Read through the records. Copy each line that has the word "photo".
Segment Start: Records for the exercise
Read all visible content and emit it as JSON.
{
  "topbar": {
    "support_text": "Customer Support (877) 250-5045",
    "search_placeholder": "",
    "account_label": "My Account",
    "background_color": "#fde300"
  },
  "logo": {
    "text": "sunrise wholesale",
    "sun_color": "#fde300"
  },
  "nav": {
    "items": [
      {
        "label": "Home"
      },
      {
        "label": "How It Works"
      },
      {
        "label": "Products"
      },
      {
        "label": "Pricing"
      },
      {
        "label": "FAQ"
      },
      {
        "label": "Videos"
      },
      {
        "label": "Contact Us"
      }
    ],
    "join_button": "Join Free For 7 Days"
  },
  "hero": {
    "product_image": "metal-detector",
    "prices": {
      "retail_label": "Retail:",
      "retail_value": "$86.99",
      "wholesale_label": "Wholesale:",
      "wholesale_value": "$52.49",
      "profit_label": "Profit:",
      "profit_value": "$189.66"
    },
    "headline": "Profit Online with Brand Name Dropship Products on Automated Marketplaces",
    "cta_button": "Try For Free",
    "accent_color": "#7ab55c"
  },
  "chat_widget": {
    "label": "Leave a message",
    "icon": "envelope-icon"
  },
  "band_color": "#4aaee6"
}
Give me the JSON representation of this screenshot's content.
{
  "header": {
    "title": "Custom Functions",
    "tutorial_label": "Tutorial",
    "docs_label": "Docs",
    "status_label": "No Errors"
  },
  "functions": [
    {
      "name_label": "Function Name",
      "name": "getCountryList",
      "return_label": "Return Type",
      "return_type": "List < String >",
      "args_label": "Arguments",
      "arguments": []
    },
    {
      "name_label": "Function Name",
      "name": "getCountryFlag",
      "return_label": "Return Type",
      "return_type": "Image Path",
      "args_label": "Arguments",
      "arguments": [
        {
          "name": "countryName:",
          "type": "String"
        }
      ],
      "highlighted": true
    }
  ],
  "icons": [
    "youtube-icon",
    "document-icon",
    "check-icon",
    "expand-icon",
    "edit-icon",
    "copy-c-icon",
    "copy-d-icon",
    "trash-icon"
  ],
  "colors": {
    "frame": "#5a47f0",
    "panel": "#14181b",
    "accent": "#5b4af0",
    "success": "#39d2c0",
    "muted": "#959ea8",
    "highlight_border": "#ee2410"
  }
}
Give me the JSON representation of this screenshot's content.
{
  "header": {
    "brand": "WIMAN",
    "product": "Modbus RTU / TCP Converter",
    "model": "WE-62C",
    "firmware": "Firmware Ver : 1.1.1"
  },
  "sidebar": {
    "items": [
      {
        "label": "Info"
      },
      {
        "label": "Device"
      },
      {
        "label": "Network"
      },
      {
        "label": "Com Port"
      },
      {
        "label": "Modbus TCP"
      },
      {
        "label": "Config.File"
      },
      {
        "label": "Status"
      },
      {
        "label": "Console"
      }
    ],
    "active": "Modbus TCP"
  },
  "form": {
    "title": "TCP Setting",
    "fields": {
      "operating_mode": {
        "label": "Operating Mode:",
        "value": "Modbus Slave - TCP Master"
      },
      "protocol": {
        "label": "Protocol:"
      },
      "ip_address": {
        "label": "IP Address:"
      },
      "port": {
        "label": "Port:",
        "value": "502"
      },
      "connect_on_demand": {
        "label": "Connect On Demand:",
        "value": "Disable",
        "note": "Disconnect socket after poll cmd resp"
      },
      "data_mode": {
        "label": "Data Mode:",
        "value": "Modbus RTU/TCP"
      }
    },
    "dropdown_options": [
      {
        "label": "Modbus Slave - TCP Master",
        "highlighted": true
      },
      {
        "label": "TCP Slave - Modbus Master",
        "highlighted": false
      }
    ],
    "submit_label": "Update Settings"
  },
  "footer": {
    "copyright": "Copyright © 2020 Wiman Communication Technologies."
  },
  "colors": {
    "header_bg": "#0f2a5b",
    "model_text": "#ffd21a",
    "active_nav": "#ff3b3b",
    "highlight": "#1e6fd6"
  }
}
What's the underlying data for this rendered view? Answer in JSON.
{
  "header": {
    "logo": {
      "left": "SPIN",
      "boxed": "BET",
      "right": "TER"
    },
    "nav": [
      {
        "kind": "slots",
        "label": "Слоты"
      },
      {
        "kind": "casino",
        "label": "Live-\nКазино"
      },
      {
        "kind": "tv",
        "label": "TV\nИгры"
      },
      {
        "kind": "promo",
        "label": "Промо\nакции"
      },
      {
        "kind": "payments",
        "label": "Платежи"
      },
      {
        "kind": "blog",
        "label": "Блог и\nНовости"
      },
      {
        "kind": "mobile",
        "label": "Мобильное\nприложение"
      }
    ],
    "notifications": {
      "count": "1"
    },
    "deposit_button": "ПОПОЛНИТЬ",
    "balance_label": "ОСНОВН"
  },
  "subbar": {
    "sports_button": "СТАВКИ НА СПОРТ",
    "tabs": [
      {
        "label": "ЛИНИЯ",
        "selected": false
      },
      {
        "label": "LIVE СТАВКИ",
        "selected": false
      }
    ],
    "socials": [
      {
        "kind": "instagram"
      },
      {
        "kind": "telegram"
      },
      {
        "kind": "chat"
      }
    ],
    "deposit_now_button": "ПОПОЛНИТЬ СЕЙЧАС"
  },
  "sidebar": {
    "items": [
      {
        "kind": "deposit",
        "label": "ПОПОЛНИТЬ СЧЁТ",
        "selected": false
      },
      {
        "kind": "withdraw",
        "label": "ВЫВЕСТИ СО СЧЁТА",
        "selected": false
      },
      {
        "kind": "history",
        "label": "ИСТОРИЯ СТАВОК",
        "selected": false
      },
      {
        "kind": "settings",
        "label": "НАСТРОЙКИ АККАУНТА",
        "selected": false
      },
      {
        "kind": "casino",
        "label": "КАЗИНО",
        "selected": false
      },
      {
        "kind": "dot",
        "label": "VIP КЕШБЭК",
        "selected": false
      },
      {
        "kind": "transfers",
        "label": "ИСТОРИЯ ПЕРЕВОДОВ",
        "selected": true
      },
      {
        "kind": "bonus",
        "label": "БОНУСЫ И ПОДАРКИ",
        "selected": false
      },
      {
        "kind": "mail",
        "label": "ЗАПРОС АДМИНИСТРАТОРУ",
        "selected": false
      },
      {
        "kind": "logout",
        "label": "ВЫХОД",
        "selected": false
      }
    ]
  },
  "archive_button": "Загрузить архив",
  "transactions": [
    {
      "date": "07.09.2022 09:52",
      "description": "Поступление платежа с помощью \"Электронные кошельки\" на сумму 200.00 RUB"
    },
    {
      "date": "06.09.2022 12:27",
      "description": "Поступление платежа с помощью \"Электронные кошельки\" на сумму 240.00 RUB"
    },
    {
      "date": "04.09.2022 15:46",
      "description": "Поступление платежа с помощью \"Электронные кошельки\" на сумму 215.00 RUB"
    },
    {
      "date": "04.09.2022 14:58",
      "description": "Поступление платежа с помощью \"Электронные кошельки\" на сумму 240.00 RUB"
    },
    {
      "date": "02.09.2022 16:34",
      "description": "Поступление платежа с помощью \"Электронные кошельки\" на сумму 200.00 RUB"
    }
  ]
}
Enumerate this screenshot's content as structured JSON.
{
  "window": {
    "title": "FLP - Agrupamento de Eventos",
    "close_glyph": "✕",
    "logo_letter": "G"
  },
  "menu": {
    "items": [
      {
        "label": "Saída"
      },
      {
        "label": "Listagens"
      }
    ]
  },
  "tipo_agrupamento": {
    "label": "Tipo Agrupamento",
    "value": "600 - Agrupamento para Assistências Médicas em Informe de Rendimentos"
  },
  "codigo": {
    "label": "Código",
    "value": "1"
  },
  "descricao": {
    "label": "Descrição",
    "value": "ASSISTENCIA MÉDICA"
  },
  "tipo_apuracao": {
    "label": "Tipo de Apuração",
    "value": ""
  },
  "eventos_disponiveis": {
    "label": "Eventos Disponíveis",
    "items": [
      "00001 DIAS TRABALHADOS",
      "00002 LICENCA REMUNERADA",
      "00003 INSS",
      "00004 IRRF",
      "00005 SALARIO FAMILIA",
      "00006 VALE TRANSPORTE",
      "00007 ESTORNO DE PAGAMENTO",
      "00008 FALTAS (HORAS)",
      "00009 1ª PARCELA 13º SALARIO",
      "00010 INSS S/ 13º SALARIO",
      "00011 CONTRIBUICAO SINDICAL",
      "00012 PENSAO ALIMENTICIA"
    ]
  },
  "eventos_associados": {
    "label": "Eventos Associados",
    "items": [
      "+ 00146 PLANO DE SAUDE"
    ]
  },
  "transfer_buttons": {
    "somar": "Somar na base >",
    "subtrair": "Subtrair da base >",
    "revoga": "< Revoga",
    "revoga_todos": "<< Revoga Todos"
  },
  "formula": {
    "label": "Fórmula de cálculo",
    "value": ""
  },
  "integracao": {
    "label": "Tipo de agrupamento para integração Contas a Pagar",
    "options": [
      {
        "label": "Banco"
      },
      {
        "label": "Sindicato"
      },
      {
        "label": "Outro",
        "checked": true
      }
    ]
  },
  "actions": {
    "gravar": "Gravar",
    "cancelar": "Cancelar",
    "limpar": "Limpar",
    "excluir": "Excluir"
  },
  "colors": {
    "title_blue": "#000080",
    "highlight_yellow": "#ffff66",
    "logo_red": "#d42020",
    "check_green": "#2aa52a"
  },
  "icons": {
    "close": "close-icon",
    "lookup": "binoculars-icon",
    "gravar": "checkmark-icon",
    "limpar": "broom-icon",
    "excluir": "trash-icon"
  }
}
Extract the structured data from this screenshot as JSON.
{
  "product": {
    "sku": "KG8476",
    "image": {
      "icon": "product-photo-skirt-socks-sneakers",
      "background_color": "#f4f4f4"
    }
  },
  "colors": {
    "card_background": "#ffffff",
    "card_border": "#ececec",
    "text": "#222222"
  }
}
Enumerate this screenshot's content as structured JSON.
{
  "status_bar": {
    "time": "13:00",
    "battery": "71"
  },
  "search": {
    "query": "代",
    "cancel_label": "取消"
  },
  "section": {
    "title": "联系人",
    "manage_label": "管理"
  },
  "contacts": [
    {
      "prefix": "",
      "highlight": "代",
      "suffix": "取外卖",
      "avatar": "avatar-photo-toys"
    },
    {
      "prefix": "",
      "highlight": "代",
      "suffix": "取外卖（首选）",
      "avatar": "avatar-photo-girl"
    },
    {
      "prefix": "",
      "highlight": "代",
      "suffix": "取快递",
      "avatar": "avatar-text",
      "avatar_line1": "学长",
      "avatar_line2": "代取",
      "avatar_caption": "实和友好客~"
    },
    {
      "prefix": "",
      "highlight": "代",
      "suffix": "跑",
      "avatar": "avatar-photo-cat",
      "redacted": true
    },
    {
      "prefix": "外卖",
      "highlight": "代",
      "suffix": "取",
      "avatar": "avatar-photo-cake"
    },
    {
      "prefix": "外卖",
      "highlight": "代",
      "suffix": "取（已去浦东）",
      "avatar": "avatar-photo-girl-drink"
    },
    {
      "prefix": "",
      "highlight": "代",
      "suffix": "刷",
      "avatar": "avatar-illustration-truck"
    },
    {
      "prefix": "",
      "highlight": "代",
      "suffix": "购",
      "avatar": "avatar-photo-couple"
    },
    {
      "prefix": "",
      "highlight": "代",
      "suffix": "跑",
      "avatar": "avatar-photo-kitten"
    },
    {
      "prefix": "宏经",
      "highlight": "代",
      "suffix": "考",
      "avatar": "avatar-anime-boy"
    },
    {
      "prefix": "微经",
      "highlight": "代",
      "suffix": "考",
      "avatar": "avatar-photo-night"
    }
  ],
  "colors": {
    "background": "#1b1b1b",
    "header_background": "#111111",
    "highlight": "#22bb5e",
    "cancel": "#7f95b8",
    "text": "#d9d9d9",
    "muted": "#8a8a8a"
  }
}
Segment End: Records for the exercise
> Result for this exercise:
      "icon": "product-photo-skirt-socks-sneakers",
      "avatar": "avatar-photo-toys"
      "avatar": "avatar-photo-girl"
      "avatar": "avatar-photo-cat",
      "avatar": "avatar-photo-cake"
      "avatar": "avatar-photo-girl-drink"
      "avatar": "avatar-photo-couple"
      "avatar": "avatar-photo-kitten"
      "avatar": "avatar-photo-night"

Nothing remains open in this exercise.